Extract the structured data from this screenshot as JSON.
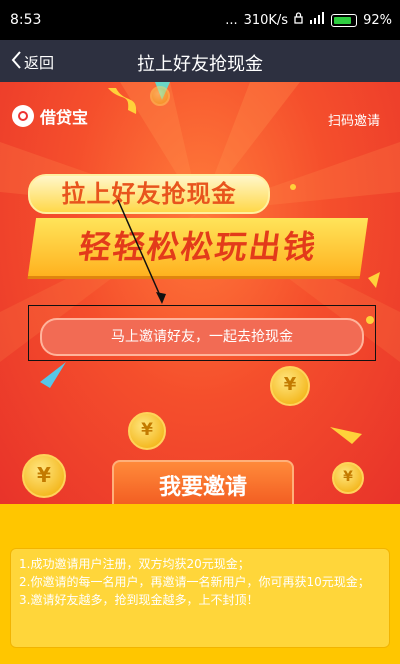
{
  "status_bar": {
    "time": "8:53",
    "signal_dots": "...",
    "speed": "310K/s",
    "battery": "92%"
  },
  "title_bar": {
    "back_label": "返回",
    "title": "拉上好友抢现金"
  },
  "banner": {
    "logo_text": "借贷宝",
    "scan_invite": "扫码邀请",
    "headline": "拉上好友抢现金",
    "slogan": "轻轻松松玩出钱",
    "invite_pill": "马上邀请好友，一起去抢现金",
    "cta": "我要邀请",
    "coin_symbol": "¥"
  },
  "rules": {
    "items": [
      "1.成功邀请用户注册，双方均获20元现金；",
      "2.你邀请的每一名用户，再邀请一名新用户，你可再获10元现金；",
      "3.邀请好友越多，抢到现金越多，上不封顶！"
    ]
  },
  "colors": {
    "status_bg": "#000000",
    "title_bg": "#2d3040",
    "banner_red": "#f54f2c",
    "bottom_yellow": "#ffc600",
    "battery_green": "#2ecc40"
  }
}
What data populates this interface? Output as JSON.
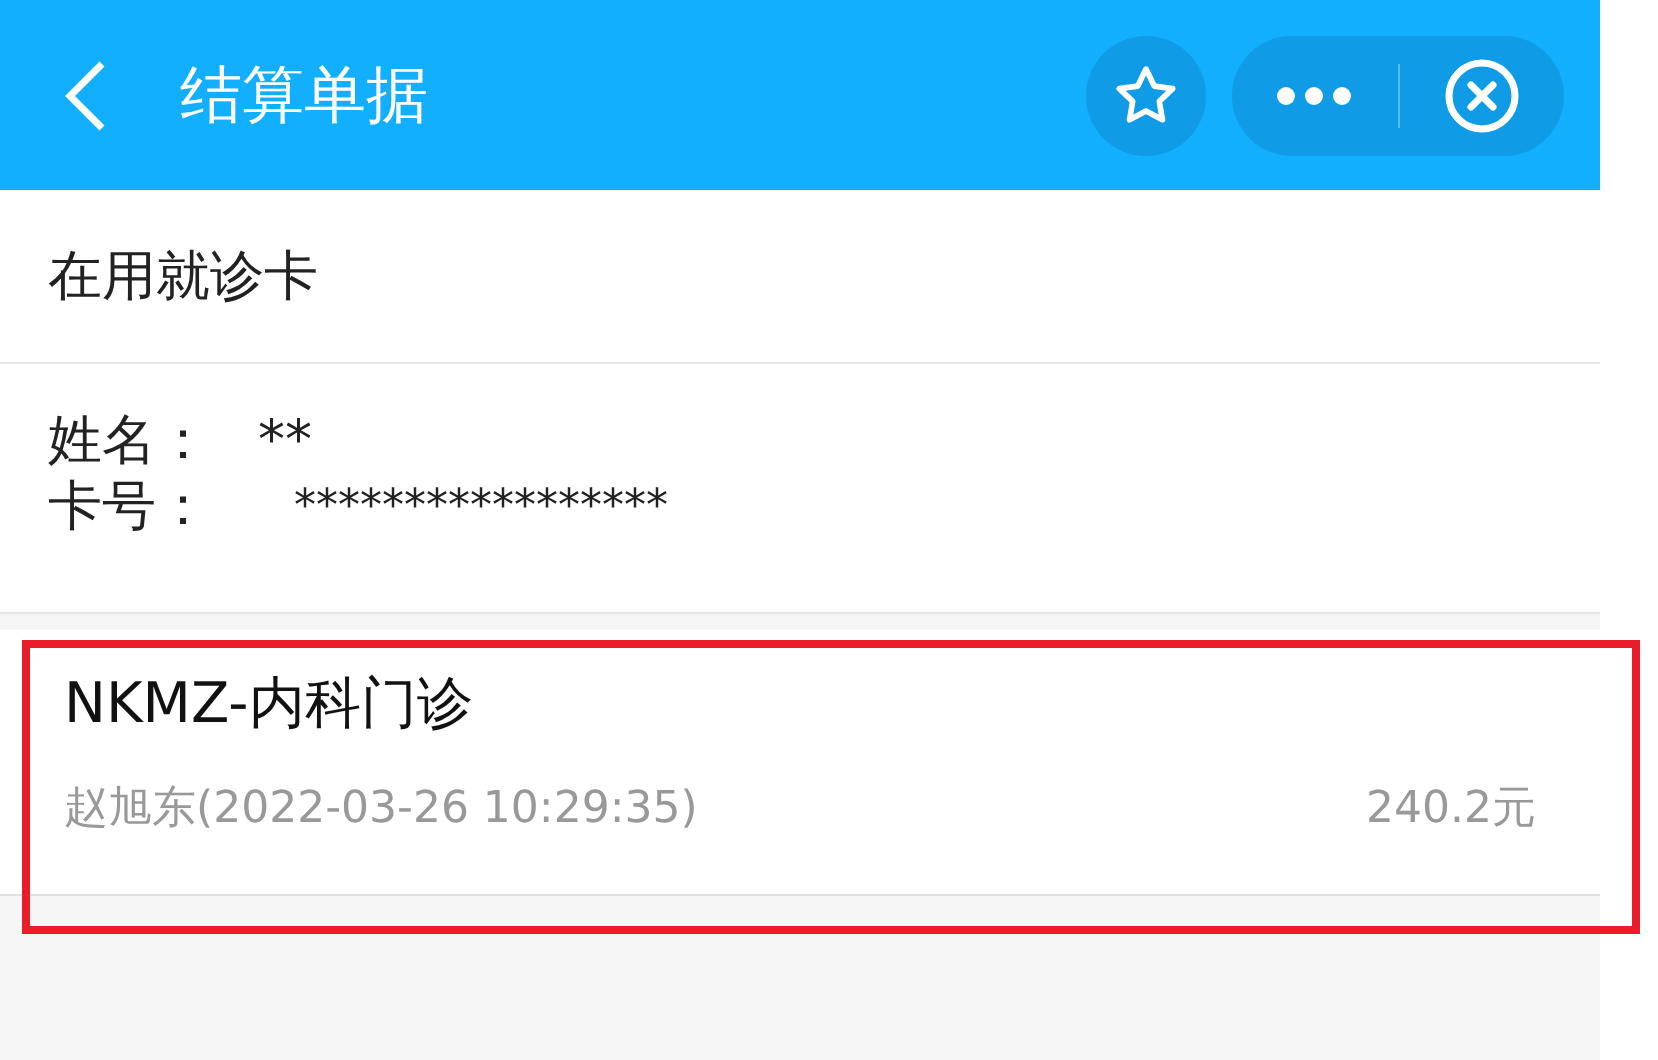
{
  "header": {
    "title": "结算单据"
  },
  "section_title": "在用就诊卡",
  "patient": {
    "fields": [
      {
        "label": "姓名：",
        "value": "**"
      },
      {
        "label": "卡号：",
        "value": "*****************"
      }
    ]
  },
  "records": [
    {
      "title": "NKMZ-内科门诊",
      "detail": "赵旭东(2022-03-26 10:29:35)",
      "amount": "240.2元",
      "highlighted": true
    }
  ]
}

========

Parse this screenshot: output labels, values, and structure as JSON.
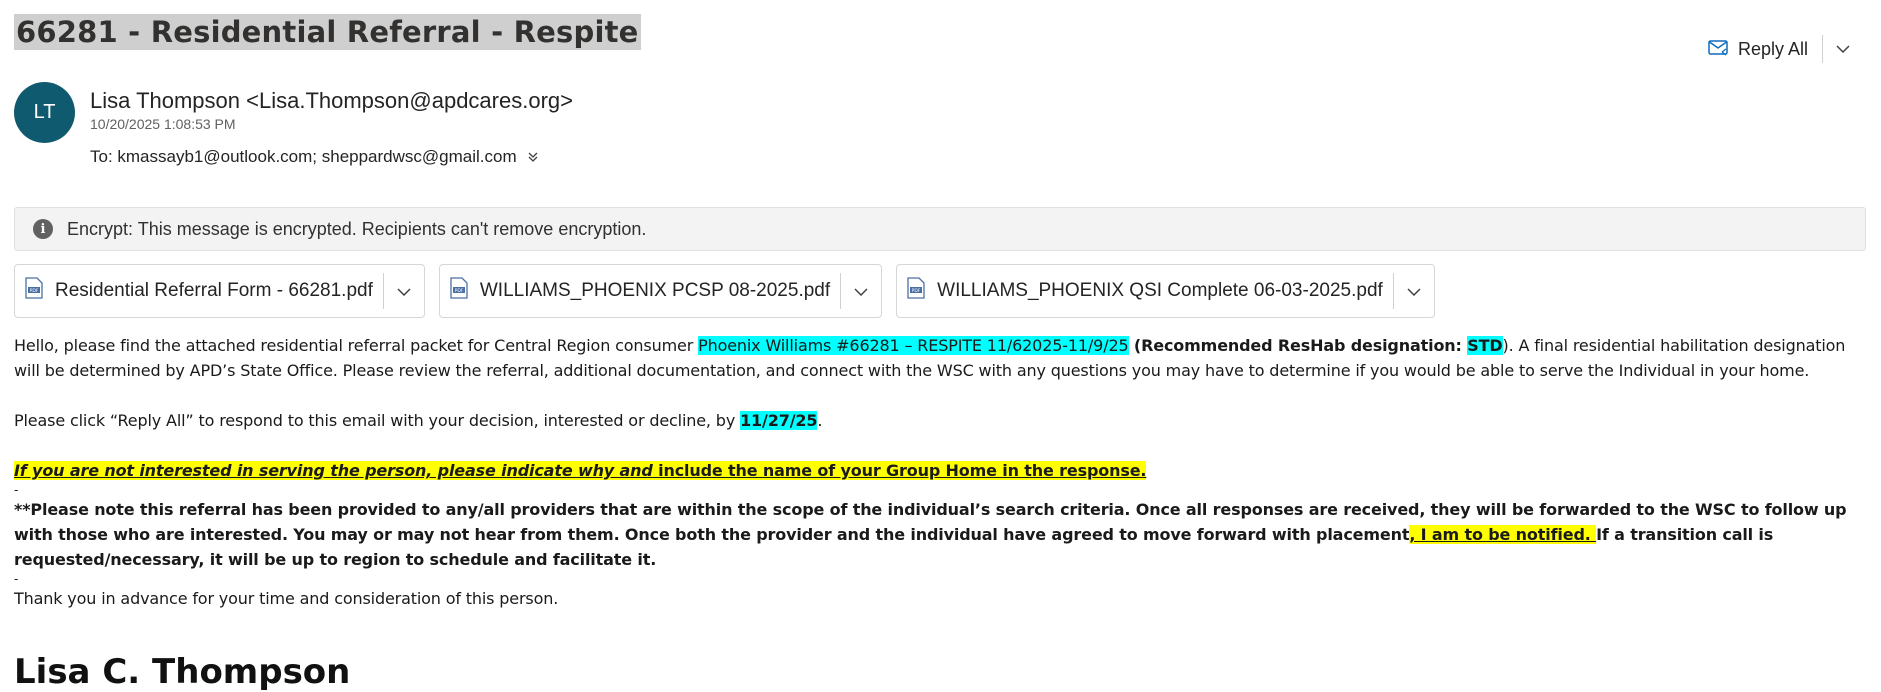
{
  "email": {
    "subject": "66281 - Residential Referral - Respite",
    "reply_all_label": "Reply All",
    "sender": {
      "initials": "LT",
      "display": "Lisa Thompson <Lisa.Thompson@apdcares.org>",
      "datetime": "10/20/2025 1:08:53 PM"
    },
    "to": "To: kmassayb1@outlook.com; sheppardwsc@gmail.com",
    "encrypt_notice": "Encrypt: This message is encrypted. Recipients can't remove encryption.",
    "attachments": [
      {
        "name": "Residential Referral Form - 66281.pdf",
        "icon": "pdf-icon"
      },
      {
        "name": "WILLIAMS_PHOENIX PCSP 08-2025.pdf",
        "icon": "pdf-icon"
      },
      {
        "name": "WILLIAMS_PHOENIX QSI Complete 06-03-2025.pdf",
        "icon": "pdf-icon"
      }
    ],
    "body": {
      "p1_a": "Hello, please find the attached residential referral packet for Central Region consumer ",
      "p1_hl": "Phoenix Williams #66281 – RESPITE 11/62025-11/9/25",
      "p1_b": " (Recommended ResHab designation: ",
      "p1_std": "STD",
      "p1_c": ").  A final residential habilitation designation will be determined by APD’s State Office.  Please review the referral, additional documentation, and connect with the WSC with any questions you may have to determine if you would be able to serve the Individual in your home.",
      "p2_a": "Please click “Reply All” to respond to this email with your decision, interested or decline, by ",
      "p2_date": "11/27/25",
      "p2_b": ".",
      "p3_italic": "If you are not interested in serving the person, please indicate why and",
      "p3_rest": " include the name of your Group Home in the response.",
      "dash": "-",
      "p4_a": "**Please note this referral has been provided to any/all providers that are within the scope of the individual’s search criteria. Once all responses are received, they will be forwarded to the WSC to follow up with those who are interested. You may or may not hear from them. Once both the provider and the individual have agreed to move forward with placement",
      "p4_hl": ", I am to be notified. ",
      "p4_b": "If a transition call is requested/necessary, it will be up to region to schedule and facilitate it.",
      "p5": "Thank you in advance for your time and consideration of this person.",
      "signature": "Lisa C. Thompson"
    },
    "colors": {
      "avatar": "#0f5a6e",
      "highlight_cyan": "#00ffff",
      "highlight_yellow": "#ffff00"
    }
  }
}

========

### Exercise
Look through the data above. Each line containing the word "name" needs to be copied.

### Answer section
        "name": "Residential Referral Form - 66281.pdf",
        "name": "WILLIAMS_PHOENIX PCSP 08-2025.pdf",
        "name": "WILLIAMS_PHOENIX QSI Complete 06-03-2025.pdf",
      "p3_rest": " include the name of your Group Home in the response.",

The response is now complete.